▶ [Task item] Return, from the lines below, each one that includes the word "value".

(Interface dataset entries)
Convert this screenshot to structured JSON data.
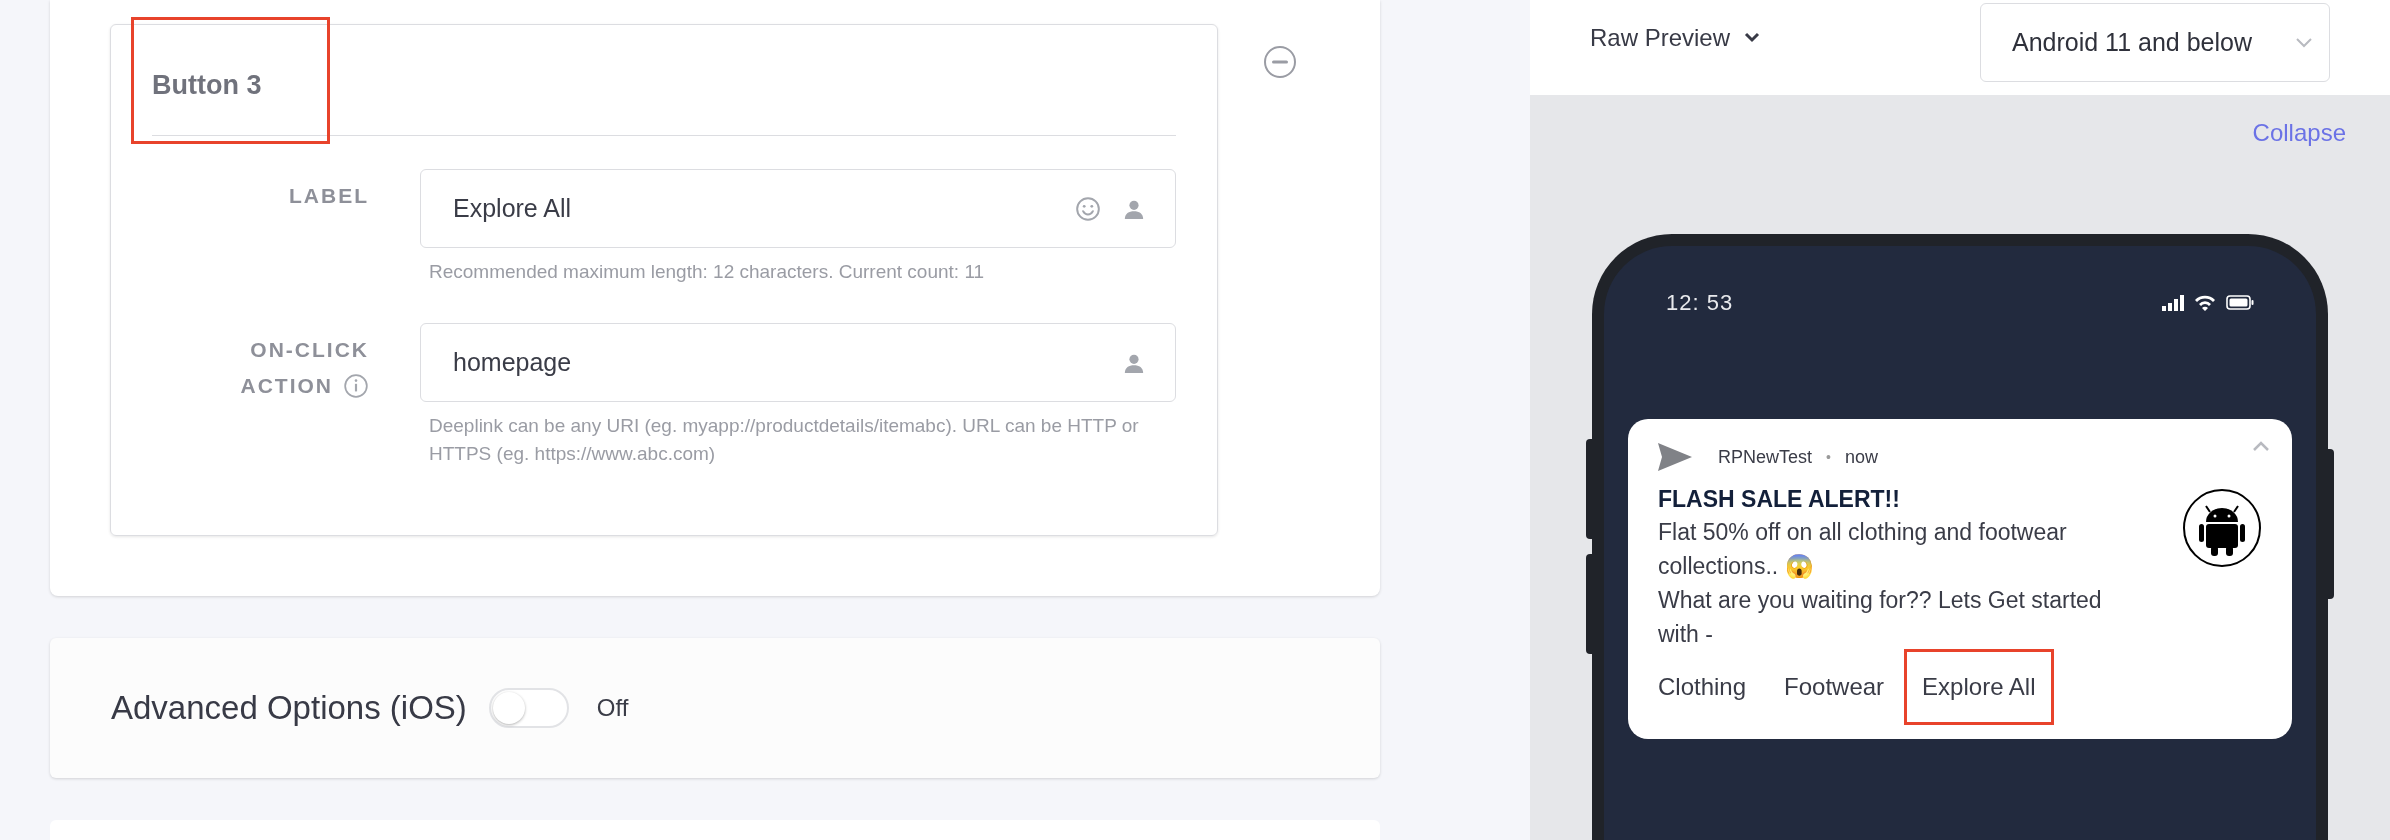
{
  "button_editor": {
    "title": "Button 3",
    "highlighted": true,
    "fields": [
      {
        "label": "LABEL",
        "value": "Explore All",
        "emoji_picker": true,
        "hint": "Recommended maximum length: 12 characters. Current count: 11"
      },
      {
        "label": "ON-CLICK",
        "label_line2": "ACTION",
        "info": true,
        "value": "homepage",
        "emoji_picker": false,
        "hint": "Deeplink can be any URI (eg. myapp://productdetails/itemabc). URL can be HTTP or HTTPS (eg. https://www.abc.com)"
      }
    ]
  },
  "advanced_options": {
    "title": "Advanced Options (iOS)",
    "on": false,
    "state_text": "Off"
  },
  "preview": {
    "mode": "Raw Preview",
    "platform": "Android 11 and below",
    "collapse": "Collapse",
    "phone": {
      "time": "12: 53"
    },
    "notification": {
      "app": "RPNewTest",
      "separator": "•",
      "time": "now",
      "title": "FLASH SALE ALERT!!",
      "body": [
        "Flat 50% off on all clothing and footwear collections.. 😱",
        "What are you waiting for?? Lets Get started with -"
      ],
      "actions": [
        {
          "label": "Clothing",
          "highlighted": false
        },
        {
          "label": "Footwear",
          "highlighted": false
        },
        {
          "label": "Explore All",
          "highlighted": true
        }
      ]
    }
  }
}
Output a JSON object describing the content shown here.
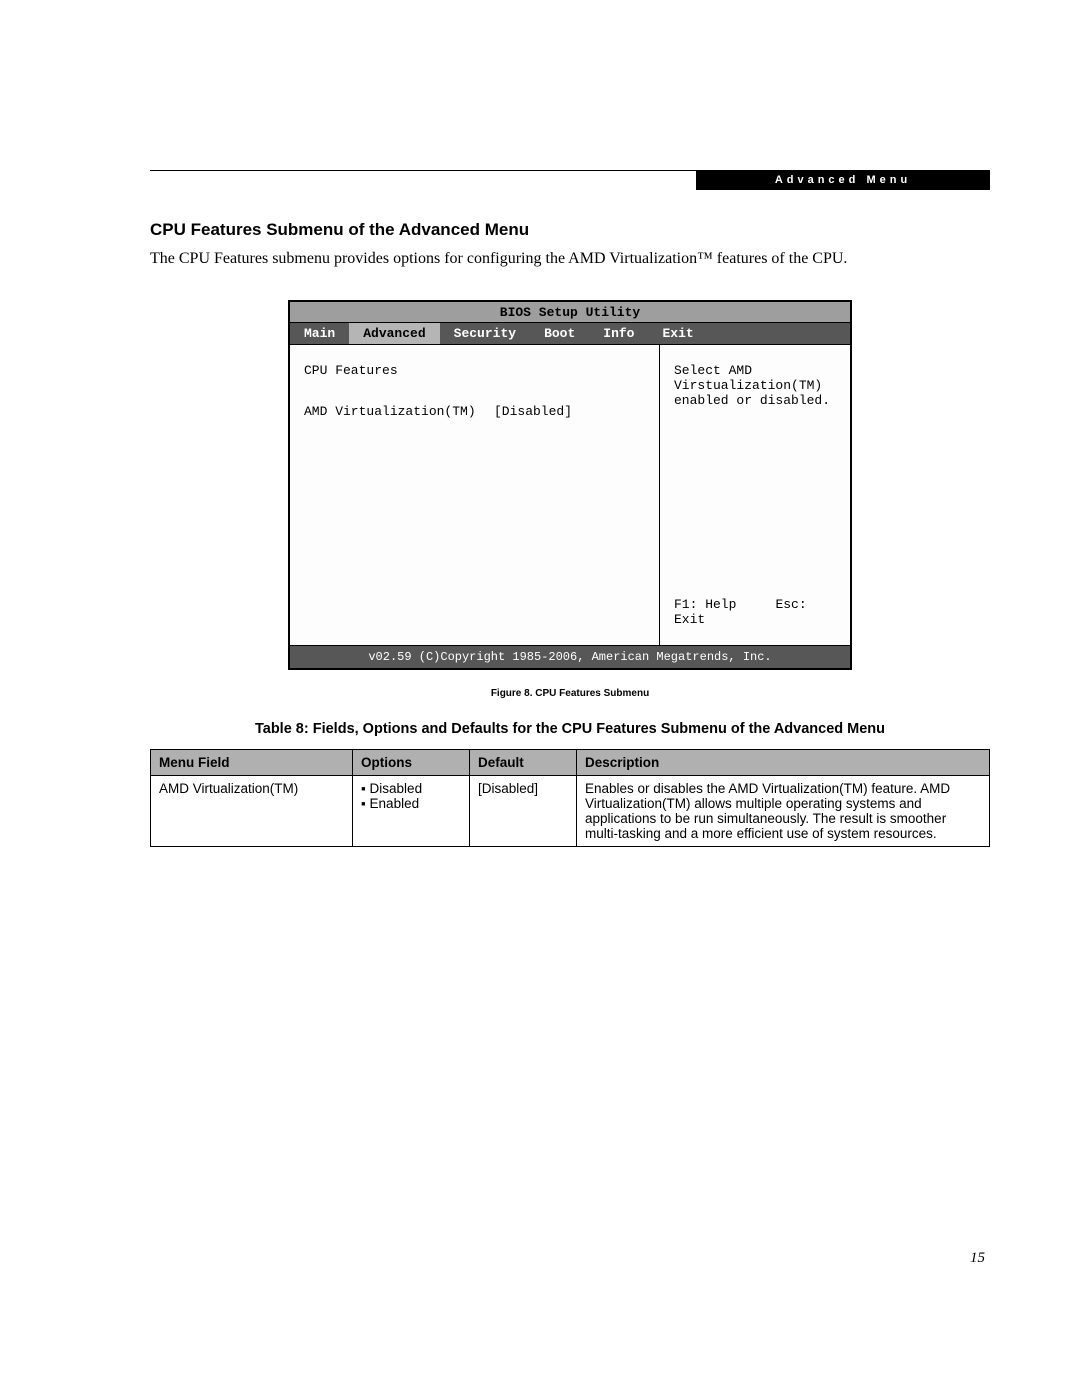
{
  "header": {
    "label": "Advanced Menu"
  },
  "section": {
    "title": "CPU Features Submenu of the Advanced Menu",
    "intro": "The CPU Features submenu provides options for configuring the AMD Virtualization™ features of the CPU."
  },
  "bios": {
    "title": "BIOS Setup Utility",
    "tabs": [
      "Main",
      "Advanced",
      "Security",
      "Boot",
      "Info",
      "Exit"
    ],
    "active_tab": "Advanced",
    "left_heading": "CPU Features",
    "row": {
      "label": "AMD Virtualization(TM)",
      "value": "[Disabled]"
    },
    "help_text": "Select AMD Virstualization(TM) enabled or disabled.",
    "footer_keys": {
      "f1": "F1: Help",
      "esc": "Esc: Exit"
    },
    "copyright": "v02.59 (C)Copyright 1985-2006, American Megatrends, Inc."
  },
  "figure_caption": "Figure 8.  CPU Features Submenu",
  "table": {
    "title": "Table 8: Fields, Options and Defaults for the CPU Features Submenu of the Advanced Menu",
    "headers": [
      "Menu Field",
      "Options",
      "Default",
      "Description"
    ],
    "row": {
      "menu_field": "AMD Virtualization(TM)",
      "options": [
        "Disabled",
        "Enabled"
      ],
      "default": "[Disabled]",
      "description": "Enables or disables the AMD Virtualization(TM) feature. AMD Virtualization(TM) allows multiple operating systems and applications to be run simultaneously. The result is smoother multi-tasking and a more efficient use of system resources."
    }
  },
  "page_number": "15"
}
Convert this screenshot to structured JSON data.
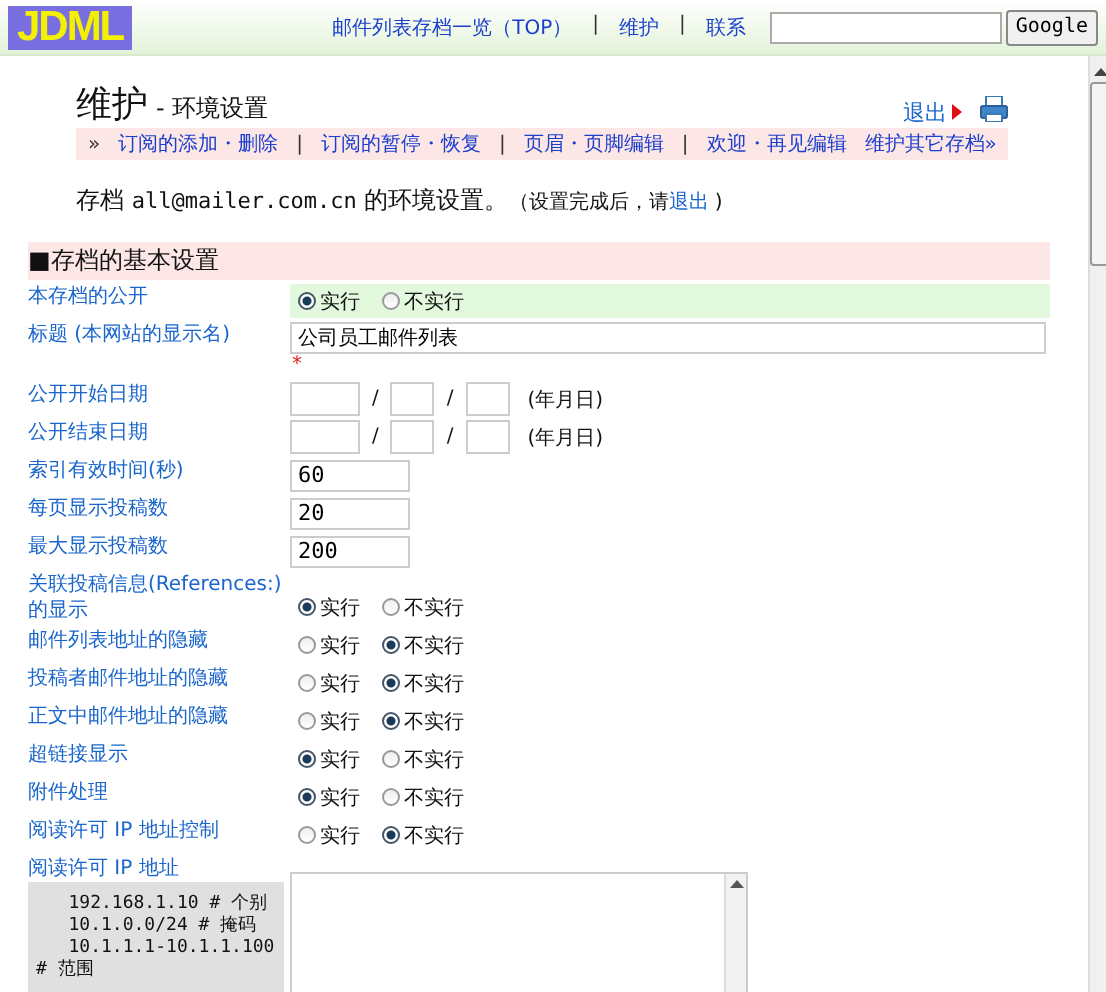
{
  "header": {
    "logo": "JDML",
    "nav": [
      {
        "kind": "link",
        "label": "邮件列表存档一览（TOP）"
      },
      {
        "kind": "separator",
        "label": "|"
      },
      {
        "kind": "link",
        "label": "维护"
      },
      {
        "kind": "separator",
        "label": "|"
      },
      {
        "kind": "link",
        "label": "联系"
      }
    ],
    "search_button": "Google"
  },
  "page": {
    "title": "维护",
    "subtitle": "- 环境设置",
    "logout": "退出",
    "subnav": [
      {
        "kind": "separator",
        "label": "»"
      },
      {
        "kind": "link",
        "label": "订阅的添加・删除"
      },
      {
        "kind": "separator",
        "label": "|"
      },
      {
        "kind": "link",
        "label": "订阅的暂停・恢复"
      },
      {
        "kind": "separator",
        "label": "|"
      },
      {
        "kind": "link",
        "label": "页眉・页脚编辑"
      },
      {
        "kind": "separator",
        "label": "|"
      },
      {
        "kind": "link",
        "label": "欢迎・再见编辑"
      },
      {
        "kind": "link",
        "label": "维护其它存档»"
      }
    ],
    "intro": {
      "prefix": "存档 ",
      "address": "all@mailer.com.cn",
      "suffix": " 的环境设置。",
      "note": "（设置完成后，请",
      "link": "退出",
      "note_end": " )"
    }
  },
  "section": {
    "title": "■存档的基本设置",
    "rows": [
      {
        "kind": "radio",
        "label": "本存档的公开",
        "highlighted": true,
        "options": [
          {
            "label": "实行",
            "selected": true
          },
          {
            "label": "不实行",
            "selected": false
          }
        ]
      },
      {
        "kind": "text",
        "label": "标题 (本网站的显示名)",
        "value": "公司员工邮件列表",
        "required_mark": "*"
      },
      {
        "kind": "date",
        "label": "公开开始日期",
        "separators": [
          "/",
          "/"
        ],
        "suffix": "(年月日)"
      },
      {
        "kind": "date",
        "label": "公开结束日期",
        "separators": [
          "/",
          "/"
        ],
        "suffix": "(年月日)"
      },
      {
        "kind": "number",
        "label": "索引有效时间(秒)",
        "value": "60"
      },
      {
        "kind": "number",
        "label": "每页显示投稿数",
        "value": "20"
      },
      {
        "kind": "number",
        "label": "最大显示投稿数",
        "value": "200"
      },
      {
        "kind": "radio",
        "label": "关联投稿信息(References:)的显示",
        "highlighted": false,
        "options": [
          {
            "label": "实行",
            "selected": true
          },
          {
            "label": "不实行",
            "selected": false
          }
        ]
      },
      {
        "kind": "radio",
        "label": "邮件列表地址的隐藏",
        "highlighted": false,
        "options": [
          {
            "label": "实行",
            "selected": false
          },
          {
            "label": "不实行",
            "selected": true
          }
        ]
      },
      {
        "kind": "radio",
        "label": "投稿者邮件地址的隐藏",
        "highlighted": false,
        "options": [
          {
            "label": "实行",
            "selected": false
          },
          {
            "label": "不实行",
            "selected": true
          }
        ]
      },
      {
        "kind": "radio",
        "label": "正文中邮件地址的隐藏",
        "highlighted": false,
        "options": [
          {
            "label": "实行",
            "selected": false
          },
          {
            "label": "不实行",
            "selected": true
          }
        ]
      },
      {
        "kind": "radio",
        "label": "超链接显示",
        "highlighted": false,
        "options": [
          {
            "label": "实行",
            "selected": true
          },
          {
            "label": "不实行",
            "selected": false
          }
        ]
      },
      {
        "kind": "radio",
        "label": "附件处理",
        "highlighted": false,
        "options": [
          {
            "label": "实行",
            "selected": true
          },
          {
            "label": "不实行",
            "selected": false
          }
        ]
      },
      {
        "kind": "radio",
        "label": "阅读许可 IP 地址控制",
        "highlighted": false,
        "options": [
          {
            "label": "实行",
            "selected": false
          },
          {
            "label": "不实行",
            "selected": true
          }
        ]
      },
      {
        "kind": "textarea",
        "label": "阅读许可 IP 地址",
        "hint": "   192.168.1.10 # 个别\n   10.1.0.0/24 # 掩码\n   10.1.1.1-10.1.1.100\n# 范围"
      }
    ]
  }
}
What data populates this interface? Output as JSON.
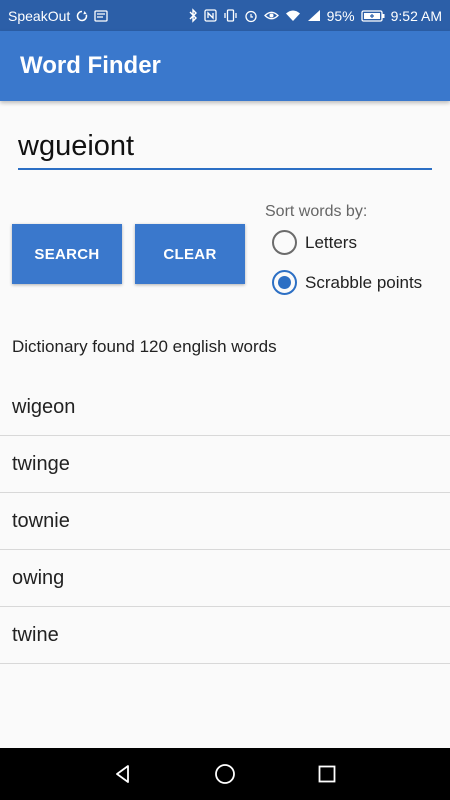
{
  "status_bar": {
    "carrier": "SpeakOut",
    "battery": "95%",
    "time": "9:52 AM"
  },
  "app_bar": {
    "title": "Word Finder"
  },
  "search": {
    "value": "wgueiont"
  },
  "buttons": {
    "search_label": "SEARCH",
    "clear_label": "CLEAR"
  },
  "sort": {
    "label": "Sort words by:",
    "options": [
      {
        "label": "Letters",
        "selected": false
      },
      {
        "label": "Scrabble points",
        "selected": true
      }
    ]
  },
  "results": {
    "summary": "Dictionary found 120 english words",
    "words": [
      "wigeon",
      "twinge",
      "townie",
      "owing",
      "twine"
    ]
  },
  "colors": {
    "accent": "#3a78cc",
    "status_bar": "#2c5fa8"
  }
}
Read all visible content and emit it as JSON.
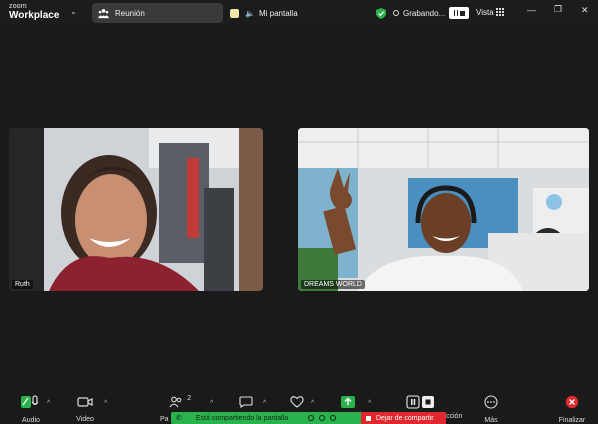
{
  "app": {
    "logo_top": "zoom",
    "logo_bottom": "Workplace"
  },
  "tabs": {
    "meeting_label": "Reunión",
    "screen_label": "Mi pantalla"
  },
  "recording": {
    "label": "Grabando..."
  },
  "view": {
    "label": "Vista"
  },
  "participants": [
    {
      "name": "Ruth"
    },
    {
      "name": "DREAMS WORLD"
    }
  ],
  "toolbar": {
    "audio": "Audio",
    "video": "Video",
    "participants_count": "2",
    "participants_partial": "Pa",
    "reactions_partial": "cción",
    "more": "Más",
    "end": "Finalizar"
  },
  "share_banner": {
    "status": "Está compartiendo la pantalla",
    "stop": "Dejar de compartir"
  },
  "colors": {
    "accent_green": "#2ab24d",
    "stop_red": "#e0282e",
    "end_red": "#e0282e"
  }
}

▶ [Task output]
        "value": "Explore All",
        "value": "homepage",
      "value": "[Disabled]"
        "value": "公司员工邮件列表",
        "value": "60"
        "value": "20"
        "value": "200"
    "value": "wgueiont"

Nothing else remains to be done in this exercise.